**** The data ****

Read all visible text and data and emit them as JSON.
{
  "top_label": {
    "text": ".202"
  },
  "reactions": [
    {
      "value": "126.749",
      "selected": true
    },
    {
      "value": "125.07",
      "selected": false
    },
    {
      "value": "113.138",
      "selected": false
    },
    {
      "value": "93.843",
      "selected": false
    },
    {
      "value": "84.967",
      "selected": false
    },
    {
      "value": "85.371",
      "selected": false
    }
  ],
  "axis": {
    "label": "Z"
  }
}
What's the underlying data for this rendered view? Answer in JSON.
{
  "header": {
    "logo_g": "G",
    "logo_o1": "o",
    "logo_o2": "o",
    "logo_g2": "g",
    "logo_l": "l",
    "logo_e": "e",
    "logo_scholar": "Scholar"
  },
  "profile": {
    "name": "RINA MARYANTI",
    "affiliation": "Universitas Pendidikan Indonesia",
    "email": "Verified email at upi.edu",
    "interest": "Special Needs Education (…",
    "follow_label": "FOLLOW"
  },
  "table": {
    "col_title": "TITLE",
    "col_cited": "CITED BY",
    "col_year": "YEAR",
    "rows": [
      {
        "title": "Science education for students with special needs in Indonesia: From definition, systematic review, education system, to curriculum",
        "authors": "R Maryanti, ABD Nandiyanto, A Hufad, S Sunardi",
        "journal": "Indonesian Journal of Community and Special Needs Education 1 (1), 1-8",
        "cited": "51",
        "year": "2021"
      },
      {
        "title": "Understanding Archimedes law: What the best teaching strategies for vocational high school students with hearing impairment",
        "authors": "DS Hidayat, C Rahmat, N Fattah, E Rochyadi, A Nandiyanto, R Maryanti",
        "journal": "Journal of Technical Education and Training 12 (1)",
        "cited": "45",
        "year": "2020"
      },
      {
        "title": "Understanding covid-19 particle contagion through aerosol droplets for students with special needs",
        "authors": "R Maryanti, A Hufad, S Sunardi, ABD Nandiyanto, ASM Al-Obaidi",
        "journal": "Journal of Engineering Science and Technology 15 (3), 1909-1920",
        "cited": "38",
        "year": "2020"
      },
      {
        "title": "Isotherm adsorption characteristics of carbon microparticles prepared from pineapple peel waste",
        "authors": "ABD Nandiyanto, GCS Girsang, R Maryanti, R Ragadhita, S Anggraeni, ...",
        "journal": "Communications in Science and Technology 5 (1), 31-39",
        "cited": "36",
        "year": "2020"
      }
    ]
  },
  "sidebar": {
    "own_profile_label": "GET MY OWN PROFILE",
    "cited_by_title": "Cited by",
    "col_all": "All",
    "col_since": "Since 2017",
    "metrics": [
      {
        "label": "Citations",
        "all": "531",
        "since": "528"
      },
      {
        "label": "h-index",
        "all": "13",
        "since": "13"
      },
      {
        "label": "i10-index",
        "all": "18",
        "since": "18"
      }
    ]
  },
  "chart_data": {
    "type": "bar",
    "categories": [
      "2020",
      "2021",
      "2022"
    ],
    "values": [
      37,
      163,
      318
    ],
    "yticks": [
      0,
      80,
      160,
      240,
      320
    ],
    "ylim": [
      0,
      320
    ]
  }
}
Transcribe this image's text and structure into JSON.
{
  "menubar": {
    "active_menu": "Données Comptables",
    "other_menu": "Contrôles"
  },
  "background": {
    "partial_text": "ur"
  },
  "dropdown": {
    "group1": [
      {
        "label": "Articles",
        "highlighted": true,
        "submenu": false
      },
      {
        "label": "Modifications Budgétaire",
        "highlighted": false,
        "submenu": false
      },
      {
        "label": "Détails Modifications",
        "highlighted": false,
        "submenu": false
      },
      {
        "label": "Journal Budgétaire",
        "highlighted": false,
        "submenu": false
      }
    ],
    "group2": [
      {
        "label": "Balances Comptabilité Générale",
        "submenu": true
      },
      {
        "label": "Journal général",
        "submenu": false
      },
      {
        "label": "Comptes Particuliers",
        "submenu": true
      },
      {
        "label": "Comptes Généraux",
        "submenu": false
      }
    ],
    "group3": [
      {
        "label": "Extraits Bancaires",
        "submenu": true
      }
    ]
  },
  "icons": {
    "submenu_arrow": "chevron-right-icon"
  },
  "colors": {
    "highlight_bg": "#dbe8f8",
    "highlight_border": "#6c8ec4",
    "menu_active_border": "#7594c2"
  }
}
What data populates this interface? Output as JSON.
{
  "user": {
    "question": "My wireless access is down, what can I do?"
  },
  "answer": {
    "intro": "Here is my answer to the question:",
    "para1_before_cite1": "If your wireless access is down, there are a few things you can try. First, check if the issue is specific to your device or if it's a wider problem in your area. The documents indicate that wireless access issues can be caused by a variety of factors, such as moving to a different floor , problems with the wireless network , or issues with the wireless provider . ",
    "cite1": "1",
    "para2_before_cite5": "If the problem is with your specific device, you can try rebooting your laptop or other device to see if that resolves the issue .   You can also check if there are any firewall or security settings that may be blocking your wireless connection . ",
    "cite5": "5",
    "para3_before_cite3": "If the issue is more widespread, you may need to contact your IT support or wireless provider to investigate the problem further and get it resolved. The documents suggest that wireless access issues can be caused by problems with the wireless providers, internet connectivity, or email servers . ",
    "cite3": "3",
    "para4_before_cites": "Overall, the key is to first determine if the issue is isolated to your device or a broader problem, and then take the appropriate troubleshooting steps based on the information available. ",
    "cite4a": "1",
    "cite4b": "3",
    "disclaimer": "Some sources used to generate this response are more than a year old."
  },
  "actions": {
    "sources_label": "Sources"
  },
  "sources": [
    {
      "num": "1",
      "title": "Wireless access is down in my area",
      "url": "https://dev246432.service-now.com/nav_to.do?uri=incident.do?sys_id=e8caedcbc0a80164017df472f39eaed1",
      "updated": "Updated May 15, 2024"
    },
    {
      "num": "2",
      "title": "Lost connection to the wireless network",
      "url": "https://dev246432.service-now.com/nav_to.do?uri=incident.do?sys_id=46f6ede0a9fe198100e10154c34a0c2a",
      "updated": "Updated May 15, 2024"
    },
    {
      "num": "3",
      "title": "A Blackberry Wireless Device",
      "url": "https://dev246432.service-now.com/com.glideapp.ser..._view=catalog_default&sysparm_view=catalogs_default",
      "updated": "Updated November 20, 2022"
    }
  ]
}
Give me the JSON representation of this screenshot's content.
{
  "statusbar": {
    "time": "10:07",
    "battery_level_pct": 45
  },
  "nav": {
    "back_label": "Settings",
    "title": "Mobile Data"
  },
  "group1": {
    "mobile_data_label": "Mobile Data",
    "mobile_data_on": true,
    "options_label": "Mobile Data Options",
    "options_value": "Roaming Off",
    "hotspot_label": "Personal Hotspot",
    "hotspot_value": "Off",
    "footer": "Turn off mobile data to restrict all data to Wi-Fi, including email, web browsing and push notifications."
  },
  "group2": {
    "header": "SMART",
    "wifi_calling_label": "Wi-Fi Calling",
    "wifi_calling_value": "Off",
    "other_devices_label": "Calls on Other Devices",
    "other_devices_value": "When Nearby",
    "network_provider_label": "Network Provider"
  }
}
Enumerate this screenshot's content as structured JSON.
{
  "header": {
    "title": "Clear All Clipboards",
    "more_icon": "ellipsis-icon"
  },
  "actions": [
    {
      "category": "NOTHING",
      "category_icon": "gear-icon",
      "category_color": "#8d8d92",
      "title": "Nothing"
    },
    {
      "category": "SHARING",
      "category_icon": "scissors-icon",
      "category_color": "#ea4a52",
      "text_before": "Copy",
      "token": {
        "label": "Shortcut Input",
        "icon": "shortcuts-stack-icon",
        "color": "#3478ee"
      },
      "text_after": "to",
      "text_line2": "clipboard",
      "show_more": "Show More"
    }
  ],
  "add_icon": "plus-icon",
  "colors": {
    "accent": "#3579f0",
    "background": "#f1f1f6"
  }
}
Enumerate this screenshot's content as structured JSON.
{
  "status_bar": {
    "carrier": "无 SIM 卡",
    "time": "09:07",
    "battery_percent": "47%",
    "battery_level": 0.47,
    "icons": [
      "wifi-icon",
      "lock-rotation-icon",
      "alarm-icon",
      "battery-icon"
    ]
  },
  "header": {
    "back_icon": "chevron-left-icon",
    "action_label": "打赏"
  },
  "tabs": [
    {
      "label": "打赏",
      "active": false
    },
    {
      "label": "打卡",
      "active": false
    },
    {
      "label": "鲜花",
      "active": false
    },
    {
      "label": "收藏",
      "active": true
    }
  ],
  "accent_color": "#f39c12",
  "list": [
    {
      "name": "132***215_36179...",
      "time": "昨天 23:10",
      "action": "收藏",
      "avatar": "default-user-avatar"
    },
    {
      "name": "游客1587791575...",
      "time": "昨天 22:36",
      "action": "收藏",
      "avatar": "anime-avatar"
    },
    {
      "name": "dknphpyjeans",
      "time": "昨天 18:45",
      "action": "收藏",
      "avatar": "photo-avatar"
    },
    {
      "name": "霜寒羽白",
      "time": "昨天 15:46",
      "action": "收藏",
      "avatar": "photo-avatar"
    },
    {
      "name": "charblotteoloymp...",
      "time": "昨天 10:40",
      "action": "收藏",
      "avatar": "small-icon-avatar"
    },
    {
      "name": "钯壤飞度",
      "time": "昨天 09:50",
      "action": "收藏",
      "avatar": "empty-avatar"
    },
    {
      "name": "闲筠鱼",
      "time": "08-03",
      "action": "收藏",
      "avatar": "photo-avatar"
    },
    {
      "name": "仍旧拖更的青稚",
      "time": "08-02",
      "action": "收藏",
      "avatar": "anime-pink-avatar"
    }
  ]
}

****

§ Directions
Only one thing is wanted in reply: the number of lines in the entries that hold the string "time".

§ Response to the task
10